(What you have to do): Scan the records for "subtitle". Report each line that includes it.

(Data supplied):
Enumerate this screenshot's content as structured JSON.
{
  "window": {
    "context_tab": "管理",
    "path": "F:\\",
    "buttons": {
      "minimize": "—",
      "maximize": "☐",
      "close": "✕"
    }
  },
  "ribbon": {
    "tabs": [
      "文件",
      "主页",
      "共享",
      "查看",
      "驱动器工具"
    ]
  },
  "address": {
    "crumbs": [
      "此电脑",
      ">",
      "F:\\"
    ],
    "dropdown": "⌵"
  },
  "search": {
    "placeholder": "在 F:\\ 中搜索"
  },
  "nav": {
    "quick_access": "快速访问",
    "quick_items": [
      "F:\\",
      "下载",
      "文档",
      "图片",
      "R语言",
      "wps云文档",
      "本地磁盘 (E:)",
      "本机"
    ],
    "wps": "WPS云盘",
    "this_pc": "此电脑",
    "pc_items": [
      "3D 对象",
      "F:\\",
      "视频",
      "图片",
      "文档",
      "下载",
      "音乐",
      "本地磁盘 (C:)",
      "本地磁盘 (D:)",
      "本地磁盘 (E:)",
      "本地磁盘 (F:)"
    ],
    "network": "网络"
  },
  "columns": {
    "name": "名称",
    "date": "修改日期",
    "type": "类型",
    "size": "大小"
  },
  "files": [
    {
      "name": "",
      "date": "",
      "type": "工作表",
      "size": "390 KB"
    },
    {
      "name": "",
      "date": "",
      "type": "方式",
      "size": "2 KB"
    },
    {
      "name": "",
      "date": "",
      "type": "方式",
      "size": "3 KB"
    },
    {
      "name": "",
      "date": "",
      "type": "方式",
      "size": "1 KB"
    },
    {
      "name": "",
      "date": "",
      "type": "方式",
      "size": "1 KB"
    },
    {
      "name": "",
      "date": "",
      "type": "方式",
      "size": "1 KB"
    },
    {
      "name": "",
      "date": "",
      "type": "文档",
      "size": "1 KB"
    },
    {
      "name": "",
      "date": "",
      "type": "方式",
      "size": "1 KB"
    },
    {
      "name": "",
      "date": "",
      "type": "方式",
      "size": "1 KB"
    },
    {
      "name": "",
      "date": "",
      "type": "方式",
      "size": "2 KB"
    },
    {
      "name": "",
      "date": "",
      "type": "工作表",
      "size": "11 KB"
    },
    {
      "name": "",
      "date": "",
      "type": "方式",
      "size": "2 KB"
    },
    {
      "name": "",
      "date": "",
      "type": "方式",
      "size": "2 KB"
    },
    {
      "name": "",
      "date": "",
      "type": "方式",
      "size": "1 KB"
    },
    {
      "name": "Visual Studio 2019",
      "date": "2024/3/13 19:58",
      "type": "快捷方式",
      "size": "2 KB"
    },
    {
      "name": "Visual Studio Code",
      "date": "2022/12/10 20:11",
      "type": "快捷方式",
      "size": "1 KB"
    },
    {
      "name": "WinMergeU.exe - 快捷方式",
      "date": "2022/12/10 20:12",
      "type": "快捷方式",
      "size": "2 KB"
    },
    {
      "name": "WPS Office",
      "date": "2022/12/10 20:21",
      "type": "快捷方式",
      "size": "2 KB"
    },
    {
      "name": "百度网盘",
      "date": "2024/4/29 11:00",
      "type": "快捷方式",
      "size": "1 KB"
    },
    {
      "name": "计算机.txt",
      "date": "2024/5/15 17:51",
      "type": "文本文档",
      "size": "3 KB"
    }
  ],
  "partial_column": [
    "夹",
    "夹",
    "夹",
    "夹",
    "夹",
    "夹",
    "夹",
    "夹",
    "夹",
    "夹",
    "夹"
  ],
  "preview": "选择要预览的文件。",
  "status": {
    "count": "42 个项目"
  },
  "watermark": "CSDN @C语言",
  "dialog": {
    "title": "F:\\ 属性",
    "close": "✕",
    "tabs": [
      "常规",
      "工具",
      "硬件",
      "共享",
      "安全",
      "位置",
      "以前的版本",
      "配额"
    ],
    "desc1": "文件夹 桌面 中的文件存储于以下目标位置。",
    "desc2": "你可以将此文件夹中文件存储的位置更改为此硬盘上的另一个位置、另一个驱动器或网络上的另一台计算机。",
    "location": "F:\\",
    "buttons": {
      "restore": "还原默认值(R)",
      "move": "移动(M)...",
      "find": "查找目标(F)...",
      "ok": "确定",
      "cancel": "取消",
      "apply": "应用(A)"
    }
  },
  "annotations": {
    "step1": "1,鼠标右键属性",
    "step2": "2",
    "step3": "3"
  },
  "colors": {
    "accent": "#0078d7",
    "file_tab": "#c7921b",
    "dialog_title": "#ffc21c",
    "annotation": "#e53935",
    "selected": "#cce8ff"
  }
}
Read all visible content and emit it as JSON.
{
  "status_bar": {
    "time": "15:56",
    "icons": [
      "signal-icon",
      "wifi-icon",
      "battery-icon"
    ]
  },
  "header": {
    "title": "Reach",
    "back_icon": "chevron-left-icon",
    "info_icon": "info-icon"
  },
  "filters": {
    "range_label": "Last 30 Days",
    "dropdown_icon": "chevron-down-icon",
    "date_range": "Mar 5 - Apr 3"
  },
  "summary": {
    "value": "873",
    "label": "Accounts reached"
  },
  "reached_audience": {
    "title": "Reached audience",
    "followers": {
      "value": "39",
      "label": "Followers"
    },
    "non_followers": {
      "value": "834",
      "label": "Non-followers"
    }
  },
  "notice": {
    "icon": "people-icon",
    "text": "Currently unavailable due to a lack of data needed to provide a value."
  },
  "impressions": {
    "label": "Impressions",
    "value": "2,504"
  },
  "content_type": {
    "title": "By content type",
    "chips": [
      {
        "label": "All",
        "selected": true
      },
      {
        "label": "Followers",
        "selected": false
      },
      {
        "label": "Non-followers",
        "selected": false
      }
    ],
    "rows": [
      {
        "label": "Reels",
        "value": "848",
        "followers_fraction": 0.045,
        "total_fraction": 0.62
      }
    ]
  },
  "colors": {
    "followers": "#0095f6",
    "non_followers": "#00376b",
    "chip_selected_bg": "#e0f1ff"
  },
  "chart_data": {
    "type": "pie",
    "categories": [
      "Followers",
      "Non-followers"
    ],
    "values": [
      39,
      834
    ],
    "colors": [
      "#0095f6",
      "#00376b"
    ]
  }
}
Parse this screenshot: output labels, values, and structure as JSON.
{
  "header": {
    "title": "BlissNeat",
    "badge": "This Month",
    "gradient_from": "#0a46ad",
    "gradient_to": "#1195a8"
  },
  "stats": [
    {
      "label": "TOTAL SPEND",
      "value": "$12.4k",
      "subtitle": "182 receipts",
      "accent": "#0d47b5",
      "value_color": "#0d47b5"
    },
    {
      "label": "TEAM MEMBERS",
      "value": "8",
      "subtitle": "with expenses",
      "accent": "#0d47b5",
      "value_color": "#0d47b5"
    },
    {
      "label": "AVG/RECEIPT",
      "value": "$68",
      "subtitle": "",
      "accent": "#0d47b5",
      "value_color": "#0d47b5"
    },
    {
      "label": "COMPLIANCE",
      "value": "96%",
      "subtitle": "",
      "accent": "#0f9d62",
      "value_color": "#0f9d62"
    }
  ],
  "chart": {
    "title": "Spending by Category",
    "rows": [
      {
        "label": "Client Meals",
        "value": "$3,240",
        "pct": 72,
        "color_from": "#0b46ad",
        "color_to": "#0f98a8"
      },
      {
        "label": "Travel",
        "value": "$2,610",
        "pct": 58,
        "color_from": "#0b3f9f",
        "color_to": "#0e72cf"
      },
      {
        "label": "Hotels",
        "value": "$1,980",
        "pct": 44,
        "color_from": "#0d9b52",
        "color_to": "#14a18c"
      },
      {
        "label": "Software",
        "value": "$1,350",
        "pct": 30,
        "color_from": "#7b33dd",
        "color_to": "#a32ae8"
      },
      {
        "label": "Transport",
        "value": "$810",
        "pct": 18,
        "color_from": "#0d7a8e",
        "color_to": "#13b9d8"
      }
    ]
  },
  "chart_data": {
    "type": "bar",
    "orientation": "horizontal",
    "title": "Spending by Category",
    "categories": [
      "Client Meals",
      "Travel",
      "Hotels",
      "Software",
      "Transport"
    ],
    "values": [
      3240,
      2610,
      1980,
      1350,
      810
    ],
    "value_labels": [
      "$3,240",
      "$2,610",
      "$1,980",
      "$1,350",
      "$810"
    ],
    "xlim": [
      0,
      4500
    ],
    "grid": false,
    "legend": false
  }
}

(Task output):
      "subtitle": "182 receipts",
      "subtitle": "with expenses",
      "subtitle": "",
      "subtitle": "",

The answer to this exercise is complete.